Task material ->

※ ※ ※

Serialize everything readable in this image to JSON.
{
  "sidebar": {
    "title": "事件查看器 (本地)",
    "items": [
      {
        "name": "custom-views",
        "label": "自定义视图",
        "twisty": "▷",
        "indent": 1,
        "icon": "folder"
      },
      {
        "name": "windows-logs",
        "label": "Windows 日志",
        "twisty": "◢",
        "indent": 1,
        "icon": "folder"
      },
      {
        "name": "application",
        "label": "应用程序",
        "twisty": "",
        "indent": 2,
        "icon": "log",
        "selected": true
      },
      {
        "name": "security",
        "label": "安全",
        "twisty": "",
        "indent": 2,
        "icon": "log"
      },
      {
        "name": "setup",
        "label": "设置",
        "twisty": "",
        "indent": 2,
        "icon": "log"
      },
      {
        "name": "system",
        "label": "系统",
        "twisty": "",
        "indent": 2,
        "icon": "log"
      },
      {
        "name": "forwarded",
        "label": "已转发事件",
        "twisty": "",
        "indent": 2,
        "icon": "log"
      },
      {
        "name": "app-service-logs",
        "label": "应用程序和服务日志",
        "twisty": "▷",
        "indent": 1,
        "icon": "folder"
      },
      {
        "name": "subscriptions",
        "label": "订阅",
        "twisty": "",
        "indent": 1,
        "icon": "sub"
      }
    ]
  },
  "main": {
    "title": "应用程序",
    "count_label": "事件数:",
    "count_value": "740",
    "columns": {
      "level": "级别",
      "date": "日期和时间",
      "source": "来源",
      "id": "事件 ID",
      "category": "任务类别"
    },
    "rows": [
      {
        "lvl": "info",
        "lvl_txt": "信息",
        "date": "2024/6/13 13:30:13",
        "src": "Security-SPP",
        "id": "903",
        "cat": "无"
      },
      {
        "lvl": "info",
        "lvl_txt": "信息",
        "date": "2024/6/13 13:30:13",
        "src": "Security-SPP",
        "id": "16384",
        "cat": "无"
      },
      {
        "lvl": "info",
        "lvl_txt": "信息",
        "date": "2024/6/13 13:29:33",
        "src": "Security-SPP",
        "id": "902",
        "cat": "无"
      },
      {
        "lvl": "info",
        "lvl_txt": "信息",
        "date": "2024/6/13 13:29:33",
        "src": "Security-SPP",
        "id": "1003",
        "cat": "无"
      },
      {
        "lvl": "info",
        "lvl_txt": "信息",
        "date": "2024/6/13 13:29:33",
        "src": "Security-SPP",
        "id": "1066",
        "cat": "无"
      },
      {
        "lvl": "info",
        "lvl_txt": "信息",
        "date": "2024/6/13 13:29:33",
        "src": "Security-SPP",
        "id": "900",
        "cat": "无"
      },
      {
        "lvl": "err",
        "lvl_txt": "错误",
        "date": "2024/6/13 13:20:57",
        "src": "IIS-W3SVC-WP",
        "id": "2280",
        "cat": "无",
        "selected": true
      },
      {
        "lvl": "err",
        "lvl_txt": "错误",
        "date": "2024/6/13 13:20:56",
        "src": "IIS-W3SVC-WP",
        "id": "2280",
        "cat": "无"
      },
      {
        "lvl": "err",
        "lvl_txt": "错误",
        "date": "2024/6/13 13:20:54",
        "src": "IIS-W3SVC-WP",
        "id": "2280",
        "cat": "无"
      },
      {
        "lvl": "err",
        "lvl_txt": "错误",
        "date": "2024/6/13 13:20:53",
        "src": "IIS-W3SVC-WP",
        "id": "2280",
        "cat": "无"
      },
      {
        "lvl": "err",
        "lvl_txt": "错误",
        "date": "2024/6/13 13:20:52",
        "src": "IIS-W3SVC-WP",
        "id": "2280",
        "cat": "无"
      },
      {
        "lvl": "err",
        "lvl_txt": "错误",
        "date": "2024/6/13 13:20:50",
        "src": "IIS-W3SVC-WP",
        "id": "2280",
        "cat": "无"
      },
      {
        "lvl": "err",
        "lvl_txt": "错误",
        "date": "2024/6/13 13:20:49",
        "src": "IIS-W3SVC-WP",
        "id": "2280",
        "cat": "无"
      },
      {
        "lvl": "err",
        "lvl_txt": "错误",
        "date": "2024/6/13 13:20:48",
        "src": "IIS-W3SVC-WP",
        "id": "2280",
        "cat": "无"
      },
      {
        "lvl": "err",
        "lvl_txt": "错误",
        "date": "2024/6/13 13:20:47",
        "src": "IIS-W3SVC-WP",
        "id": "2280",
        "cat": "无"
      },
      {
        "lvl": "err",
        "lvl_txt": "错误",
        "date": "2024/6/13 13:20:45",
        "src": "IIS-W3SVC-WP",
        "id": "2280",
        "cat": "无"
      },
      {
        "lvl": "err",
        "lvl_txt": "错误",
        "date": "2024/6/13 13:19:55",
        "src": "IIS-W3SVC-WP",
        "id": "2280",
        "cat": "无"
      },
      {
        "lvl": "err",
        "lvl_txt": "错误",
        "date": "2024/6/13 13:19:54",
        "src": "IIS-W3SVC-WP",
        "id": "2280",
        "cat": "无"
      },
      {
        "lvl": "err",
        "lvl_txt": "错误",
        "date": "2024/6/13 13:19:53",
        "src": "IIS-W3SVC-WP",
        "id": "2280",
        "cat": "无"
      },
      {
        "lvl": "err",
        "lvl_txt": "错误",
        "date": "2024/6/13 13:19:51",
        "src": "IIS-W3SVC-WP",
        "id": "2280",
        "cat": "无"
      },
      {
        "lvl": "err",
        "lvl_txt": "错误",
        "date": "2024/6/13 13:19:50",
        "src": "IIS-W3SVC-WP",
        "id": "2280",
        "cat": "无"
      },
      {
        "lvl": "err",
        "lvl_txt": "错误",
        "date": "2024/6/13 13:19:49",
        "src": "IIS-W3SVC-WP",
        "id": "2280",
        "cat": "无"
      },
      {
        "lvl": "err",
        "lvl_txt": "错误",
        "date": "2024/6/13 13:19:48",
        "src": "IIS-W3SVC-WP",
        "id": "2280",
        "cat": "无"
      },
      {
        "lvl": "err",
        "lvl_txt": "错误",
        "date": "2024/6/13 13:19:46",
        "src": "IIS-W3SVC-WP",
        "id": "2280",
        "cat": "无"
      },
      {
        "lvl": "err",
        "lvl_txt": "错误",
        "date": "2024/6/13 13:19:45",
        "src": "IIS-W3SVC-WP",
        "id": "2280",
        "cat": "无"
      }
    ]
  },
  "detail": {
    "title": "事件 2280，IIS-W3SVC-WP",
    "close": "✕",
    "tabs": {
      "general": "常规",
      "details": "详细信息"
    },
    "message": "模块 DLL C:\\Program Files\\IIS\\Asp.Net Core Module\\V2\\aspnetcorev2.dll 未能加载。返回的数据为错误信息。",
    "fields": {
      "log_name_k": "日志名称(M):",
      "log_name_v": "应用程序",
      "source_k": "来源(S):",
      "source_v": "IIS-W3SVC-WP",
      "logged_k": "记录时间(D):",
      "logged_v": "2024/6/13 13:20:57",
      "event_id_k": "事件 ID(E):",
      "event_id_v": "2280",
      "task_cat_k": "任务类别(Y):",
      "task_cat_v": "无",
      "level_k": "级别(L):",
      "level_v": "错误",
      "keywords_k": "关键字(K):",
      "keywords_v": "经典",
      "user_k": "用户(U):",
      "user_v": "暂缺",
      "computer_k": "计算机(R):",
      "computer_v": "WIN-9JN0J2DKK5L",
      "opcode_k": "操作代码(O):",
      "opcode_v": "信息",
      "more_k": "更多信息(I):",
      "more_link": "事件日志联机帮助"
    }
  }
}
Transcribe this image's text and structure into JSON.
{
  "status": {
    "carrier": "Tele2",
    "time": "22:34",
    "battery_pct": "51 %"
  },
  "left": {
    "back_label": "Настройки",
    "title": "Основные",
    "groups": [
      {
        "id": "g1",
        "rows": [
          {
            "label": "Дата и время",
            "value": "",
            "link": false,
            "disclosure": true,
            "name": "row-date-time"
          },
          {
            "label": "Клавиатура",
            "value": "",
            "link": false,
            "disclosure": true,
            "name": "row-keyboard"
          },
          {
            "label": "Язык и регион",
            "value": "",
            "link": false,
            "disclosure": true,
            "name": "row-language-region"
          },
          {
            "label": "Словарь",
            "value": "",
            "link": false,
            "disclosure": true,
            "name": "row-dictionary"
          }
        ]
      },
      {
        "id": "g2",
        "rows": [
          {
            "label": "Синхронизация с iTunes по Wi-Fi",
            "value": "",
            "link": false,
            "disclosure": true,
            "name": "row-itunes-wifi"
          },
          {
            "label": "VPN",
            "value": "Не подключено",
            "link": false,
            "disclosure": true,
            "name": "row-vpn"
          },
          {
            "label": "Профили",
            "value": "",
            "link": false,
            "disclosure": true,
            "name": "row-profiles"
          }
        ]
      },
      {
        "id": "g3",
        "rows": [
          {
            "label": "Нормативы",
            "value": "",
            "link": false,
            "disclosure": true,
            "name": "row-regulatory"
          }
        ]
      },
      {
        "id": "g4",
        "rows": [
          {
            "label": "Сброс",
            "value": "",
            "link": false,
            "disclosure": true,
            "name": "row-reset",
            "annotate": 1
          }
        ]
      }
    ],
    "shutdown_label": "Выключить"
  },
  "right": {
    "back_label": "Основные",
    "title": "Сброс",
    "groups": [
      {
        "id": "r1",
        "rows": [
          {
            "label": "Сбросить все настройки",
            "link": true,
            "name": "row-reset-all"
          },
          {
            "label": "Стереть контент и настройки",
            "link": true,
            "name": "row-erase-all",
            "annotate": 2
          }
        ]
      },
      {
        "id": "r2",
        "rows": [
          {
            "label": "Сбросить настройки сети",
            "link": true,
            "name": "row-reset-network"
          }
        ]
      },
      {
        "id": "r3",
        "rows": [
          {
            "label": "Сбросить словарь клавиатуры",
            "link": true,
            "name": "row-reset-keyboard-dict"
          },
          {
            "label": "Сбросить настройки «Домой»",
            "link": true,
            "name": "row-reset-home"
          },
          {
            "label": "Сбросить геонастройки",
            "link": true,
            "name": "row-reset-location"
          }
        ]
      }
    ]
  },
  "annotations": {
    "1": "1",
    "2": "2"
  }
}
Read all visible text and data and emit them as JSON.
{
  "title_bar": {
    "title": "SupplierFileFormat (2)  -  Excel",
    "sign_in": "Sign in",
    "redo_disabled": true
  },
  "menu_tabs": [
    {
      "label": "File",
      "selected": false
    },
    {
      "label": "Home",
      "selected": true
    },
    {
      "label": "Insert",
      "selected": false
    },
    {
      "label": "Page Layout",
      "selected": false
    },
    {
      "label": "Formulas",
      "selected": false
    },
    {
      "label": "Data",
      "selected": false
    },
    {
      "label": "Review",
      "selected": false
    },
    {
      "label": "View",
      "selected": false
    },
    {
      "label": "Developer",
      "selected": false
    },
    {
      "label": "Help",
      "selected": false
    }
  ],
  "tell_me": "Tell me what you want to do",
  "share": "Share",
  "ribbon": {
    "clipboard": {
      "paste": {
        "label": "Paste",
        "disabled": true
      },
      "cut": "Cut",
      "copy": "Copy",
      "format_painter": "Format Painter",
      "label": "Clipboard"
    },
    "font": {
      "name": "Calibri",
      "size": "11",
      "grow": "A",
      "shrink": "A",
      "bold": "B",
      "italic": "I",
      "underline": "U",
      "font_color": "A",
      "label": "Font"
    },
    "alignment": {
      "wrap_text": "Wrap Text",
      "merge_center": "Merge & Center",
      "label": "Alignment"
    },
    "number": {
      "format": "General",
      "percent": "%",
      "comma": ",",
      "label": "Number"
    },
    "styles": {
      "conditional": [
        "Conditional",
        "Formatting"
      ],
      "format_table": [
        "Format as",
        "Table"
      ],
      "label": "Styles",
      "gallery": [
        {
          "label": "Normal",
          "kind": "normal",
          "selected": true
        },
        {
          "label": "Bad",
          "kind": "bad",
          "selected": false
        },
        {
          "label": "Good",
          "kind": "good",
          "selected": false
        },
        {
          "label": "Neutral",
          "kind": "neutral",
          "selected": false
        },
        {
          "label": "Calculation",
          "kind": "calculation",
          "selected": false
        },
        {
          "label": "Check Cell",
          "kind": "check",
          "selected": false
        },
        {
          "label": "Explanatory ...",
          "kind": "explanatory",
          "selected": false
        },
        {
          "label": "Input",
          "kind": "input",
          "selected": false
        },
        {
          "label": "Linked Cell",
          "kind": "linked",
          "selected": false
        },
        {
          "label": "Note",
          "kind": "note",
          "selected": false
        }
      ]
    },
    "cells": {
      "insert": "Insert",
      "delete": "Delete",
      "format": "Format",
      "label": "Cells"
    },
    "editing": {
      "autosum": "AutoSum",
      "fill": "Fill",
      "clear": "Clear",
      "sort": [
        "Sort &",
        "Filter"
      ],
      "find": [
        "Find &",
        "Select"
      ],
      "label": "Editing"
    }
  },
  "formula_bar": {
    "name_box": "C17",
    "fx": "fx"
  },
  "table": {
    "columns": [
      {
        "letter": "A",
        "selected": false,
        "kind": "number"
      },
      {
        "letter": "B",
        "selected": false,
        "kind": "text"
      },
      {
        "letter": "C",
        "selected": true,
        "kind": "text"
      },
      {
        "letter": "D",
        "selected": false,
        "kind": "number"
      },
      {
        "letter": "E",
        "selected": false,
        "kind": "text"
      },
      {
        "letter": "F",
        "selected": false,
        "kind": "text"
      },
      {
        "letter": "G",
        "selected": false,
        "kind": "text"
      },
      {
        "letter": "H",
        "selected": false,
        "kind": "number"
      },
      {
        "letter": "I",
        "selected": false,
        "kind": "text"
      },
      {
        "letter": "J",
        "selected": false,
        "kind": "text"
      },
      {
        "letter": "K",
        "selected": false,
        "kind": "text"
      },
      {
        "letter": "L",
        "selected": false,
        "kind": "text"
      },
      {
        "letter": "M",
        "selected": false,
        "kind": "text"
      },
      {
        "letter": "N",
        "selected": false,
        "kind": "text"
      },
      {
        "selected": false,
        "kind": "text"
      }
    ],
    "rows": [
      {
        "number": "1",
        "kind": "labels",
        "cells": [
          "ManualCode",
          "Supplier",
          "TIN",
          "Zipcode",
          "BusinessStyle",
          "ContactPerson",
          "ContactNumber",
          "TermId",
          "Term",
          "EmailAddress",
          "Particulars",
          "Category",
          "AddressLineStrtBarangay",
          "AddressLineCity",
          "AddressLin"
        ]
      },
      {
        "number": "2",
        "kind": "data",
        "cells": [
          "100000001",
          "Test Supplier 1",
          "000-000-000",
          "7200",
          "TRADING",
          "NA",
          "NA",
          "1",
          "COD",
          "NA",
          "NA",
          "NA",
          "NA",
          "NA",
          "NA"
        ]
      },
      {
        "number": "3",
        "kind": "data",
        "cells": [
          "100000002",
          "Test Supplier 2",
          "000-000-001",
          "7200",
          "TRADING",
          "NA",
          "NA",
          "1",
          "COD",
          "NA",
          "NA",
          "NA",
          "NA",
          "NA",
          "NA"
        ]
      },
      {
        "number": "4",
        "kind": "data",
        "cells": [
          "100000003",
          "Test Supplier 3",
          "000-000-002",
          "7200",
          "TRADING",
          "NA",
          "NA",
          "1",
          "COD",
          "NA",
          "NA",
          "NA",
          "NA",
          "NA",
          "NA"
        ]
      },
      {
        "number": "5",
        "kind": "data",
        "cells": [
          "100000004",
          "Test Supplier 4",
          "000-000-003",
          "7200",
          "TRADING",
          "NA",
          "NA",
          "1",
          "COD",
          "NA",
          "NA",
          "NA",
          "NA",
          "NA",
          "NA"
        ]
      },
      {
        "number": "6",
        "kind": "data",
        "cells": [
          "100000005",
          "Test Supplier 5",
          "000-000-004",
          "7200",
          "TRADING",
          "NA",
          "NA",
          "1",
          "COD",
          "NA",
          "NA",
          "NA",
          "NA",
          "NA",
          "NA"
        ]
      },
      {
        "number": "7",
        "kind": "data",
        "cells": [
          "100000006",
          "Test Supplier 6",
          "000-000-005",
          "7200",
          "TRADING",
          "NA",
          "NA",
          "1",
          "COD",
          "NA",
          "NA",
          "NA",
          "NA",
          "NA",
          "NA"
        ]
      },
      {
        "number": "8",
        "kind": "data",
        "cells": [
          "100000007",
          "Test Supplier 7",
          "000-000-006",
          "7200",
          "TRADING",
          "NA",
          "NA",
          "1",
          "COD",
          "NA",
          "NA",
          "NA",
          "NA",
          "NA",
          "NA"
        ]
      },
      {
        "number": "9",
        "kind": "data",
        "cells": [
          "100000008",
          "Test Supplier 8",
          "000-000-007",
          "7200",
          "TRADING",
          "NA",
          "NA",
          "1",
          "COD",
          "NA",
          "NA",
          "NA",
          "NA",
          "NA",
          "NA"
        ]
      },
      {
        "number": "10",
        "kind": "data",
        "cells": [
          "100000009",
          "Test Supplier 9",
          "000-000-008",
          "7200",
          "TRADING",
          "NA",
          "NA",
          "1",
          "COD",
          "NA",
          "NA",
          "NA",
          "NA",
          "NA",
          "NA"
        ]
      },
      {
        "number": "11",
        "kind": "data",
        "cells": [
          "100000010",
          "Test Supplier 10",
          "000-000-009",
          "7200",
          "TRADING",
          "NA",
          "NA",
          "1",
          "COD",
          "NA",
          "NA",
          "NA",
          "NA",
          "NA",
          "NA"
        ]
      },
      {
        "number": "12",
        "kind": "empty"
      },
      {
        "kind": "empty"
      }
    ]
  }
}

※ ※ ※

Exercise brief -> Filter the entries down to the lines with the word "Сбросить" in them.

Problem solution ->
            "label": "Сбросить все настройки",
            "label": "Сбросить настройки сети",
            "label": "Сбросить словарь клавиатуры",
            "label": "Сбросить настройки «Домой»",
            "label": "Сбросить геонастройки",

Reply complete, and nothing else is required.